What the task asks
In the listing that follows, how many lines include the string "price"? Reply with only the number.

***** Data shown

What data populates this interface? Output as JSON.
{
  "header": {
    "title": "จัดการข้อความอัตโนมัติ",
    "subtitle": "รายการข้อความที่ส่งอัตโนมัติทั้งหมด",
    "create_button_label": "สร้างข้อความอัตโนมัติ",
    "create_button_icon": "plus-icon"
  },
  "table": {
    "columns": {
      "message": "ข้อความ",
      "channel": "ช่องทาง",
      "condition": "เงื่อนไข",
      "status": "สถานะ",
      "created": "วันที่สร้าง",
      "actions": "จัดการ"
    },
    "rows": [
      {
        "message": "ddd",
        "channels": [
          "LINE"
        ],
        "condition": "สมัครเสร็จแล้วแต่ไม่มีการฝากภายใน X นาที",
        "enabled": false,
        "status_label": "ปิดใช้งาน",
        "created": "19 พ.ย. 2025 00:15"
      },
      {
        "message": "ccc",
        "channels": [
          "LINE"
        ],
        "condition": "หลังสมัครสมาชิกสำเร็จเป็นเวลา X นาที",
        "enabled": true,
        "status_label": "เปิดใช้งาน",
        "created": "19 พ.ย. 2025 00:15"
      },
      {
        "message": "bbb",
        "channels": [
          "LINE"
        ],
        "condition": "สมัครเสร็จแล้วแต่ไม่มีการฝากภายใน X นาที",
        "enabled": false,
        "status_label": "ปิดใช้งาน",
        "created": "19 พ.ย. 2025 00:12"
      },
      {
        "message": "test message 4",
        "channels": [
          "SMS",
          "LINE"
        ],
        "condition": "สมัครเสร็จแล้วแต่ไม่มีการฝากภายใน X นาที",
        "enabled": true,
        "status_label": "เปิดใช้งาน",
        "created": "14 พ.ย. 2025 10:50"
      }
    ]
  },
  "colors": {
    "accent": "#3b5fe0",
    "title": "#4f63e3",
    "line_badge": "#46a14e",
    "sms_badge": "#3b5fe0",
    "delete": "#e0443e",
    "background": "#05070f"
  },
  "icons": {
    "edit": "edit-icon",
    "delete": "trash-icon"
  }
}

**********
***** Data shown

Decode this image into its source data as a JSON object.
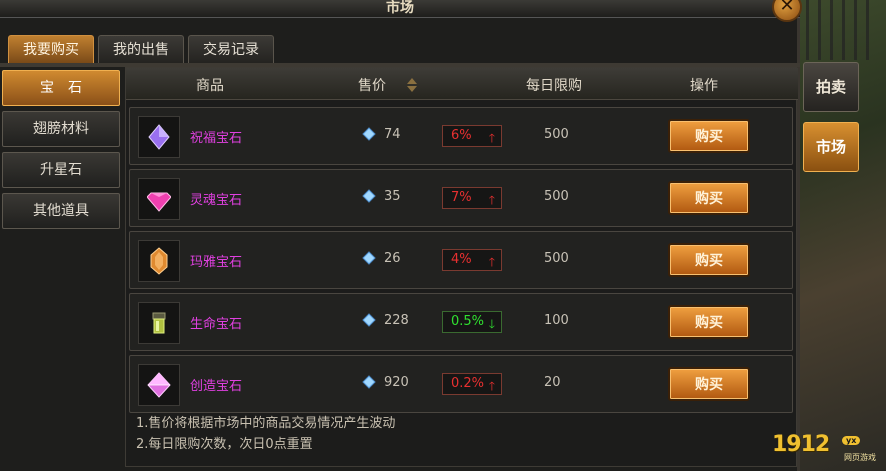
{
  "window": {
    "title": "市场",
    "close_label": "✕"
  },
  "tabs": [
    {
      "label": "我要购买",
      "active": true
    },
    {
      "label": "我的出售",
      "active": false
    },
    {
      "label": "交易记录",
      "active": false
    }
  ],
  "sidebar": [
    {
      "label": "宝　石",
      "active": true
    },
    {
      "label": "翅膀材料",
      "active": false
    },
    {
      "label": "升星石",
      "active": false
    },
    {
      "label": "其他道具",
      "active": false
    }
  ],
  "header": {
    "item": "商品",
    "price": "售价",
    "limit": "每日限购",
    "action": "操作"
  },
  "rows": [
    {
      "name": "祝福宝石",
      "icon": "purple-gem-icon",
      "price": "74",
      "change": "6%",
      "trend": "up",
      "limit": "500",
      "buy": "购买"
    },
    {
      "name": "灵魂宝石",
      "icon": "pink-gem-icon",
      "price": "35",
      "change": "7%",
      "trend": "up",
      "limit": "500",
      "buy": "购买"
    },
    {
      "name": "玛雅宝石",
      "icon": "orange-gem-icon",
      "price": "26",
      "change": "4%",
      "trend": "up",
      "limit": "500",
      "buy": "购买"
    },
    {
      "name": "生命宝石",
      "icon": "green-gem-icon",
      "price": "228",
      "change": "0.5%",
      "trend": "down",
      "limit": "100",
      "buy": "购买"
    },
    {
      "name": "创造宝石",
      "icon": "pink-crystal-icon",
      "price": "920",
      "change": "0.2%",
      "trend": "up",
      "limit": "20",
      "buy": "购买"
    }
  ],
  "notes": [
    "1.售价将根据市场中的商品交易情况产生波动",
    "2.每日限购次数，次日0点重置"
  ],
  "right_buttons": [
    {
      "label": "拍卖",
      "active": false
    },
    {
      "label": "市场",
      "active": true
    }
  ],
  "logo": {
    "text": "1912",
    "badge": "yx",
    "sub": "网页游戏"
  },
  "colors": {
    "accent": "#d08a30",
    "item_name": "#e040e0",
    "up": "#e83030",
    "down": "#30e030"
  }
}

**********

Result for this task
6